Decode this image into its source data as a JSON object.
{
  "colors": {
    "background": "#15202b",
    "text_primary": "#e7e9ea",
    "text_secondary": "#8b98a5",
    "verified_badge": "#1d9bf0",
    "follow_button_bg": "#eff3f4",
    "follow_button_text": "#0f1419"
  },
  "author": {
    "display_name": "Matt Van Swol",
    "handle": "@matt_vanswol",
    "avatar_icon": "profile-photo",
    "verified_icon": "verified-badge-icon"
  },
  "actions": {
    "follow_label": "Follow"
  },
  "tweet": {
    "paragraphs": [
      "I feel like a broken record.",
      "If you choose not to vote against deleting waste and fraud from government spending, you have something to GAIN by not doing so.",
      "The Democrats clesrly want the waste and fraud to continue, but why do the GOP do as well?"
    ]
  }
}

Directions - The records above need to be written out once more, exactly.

Response -
Decode this image into its source data as a JSON object.
{
  "colors": {
    "background": "#15202b",
    "text_primary": "#e7e9ea",
    "text_secondary": "#8b98a5",
    "verified_badge": "#1d9bf0",
    "follow_button_bg": "#eff3f4",
    "follow_button_text": "#0f1419"
  },
  "author": {
    "display_name": "Matt Van Swol",
    "handle": "@matt_vanswol",
    "avatar_icon": "profile-photo",
    "verified_icon": "verified-badge-icon"
  },
  "actions": {
    "follow_label": "Follow"
  },
  "tweet": {
    "paragraphs": [
      "I feel like a broken record.",
      "If you choose not to vote against deleting waste and fraud from government spending, you have something to GAIN by not doing so.",
      "The Democrats clesrly want the waste and fraud to continue, but why do the GOP do as well?"
    ]
  }
}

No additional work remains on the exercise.